If you aren’t as confident as you want to be, fine. Pretend. Fake it til you make it applies heavily in networking. This is your moment to shine. Know what makes you stand out and be prepared to hit the highlights, but don’t force anything. If the person is talking about their time on a family dog and you find a way to relate that to your thesis, you may have made a wrong turn. They want to relate to you as much as you want to relate to them.

Note: When someone says “tell me about yourself” they want to know your professional accomplishments. This is a good time to get out everything without sounding like you’re bragging. After all, they asked. Do pepper in some small personal bits to show your human side.

3. Listen Up

Get them interested, but don’t get lost in yourself. People love talking about themselves. Listen carefully and reference specific things they’ve said so they know you’re listening. This is a time to show them that you have personality and aren’t the same as everyone else they’ve talked to that day. It benefits no one to pretend to be an agreeable, soft spoken person if that isn’t who you really are.

4. Don’t put your foot in your mouth

There are a few things you should shy away from. The obvious two being politics and religion. You have a very good chance of offending someone. As much as you think you can look at a person and tell if they’re a democrat, republican, atheist, or christian, you can’t. This is not the time to find out who they voted for president or what god they pray to. It sounds like awkward conversation when you read it to yourself, right?

5. Keep it moving

If you feel the conversation falling, stick to open ended questions. No matter what, you can count on the fact that people like to talk about themselves. What a vain bunch we are at times, but it’s true. Open ended questions like:

  • “You mentioned you were in a company kickball league, tell me about that.”
  • “What is your favorite part of your job?”
  • “What was your major in college?”

The joy of the open ended question is that if you truly listen to their answer, you won’t have to think about the next question. Your own curiosities will help guide you to your follow up questions.

6. Make a clean break

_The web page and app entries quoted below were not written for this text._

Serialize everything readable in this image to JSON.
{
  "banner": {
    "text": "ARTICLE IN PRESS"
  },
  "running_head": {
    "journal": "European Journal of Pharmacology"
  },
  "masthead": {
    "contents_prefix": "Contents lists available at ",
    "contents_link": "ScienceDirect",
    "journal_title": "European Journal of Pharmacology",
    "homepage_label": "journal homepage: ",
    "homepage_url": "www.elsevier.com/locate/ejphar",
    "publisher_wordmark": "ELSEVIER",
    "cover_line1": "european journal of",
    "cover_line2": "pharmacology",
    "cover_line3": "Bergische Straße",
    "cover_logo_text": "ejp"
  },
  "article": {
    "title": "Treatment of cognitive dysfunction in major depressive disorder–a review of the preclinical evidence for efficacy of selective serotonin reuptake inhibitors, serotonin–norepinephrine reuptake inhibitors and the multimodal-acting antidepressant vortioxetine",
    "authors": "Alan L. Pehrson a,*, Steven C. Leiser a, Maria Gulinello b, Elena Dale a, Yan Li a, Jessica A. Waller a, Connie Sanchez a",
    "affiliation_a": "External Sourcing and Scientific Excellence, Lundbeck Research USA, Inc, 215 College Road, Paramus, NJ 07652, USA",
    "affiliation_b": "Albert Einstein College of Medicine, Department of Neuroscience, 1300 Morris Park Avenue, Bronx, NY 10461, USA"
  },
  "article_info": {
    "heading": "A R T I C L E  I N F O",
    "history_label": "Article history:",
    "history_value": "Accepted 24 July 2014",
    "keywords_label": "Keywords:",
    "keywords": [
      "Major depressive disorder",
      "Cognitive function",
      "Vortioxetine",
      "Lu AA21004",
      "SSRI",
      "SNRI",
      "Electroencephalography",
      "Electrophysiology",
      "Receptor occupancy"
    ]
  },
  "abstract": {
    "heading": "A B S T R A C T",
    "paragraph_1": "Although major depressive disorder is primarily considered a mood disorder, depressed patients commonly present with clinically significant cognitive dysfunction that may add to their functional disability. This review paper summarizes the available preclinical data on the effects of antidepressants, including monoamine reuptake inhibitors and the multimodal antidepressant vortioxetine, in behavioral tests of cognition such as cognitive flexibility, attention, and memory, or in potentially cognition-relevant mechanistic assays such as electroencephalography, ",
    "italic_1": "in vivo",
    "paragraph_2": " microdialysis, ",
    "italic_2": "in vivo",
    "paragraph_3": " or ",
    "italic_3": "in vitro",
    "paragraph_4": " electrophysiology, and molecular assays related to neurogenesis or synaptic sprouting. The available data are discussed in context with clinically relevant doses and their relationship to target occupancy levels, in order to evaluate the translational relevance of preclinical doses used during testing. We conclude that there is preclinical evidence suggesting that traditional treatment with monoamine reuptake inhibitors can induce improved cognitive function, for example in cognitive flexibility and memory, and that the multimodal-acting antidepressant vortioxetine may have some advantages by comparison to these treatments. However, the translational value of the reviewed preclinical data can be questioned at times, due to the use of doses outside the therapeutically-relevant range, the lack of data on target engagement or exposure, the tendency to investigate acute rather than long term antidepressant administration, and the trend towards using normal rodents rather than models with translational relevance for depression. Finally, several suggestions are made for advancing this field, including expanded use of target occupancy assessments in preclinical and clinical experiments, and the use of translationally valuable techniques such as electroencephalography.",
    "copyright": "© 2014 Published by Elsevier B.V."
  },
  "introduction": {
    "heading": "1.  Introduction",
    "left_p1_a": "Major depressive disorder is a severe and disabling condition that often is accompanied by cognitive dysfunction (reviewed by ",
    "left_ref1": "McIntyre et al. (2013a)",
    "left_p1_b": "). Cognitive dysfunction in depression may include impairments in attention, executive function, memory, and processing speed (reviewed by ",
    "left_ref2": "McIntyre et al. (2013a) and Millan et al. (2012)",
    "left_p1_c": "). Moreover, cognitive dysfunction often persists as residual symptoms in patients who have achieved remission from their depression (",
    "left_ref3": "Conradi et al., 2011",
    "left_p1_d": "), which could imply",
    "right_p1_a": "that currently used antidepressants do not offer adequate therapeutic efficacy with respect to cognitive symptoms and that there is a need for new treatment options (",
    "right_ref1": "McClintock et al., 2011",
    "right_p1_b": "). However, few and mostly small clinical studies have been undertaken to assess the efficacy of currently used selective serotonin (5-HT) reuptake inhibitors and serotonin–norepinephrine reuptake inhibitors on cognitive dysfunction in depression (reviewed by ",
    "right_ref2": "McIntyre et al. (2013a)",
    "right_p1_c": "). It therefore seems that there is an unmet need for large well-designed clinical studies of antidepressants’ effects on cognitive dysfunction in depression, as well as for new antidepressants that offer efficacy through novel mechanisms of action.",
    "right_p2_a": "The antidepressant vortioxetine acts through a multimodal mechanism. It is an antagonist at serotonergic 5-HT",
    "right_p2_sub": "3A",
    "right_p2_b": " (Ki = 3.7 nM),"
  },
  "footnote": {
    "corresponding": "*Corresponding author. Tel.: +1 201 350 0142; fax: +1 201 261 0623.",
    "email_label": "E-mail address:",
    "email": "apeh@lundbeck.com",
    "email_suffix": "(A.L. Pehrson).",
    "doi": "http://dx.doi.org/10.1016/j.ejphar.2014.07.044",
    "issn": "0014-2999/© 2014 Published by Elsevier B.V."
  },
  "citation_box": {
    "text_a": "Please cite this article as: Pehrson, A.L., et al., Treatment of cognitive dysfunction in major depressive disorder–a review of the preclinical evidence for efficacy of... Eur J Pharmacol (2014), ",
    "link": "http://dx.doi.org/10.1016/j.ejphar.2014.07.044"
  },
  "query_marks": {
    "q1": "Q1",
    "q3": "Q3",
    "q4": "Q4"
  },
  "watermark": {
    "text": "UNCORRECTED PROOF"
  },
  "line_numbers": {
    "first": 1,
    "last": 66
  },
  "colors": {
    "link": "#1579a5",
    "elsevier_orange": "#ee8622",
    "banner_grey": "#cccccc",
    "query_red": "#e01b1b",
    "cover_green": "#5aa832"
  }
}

Unfortunately some conversations are ended by one person trying to discretely walk away. Don’t let that happen to you! When you feel the conversation dying, and trust us you will, this is your time to appropriately end the conversation in a way they’ll remember. Thank them for their time and hand them your business card (if it feels appropriate to the situation). Leave with a comment that shows you were paying attention to the conversation (e.g. “I hope your daughter’s softball game goes well!”)

Conversations with people who are basically strangers can seem intimidating. But really, they’re just people looking to have nice conversation. Once you master these steps, you’ll be a pro. Look for our next article on being a woman in the workplace.

We want to hear from you! Leave us a comment below. Stay up to date with all things Pare and Flourish by following us on Facebook, Twitter, and Instagram now. You can also subscribe to our newsletter where we’ll keep you updated on upcoming events, books we’re reading, and products we love. Thanks for reading!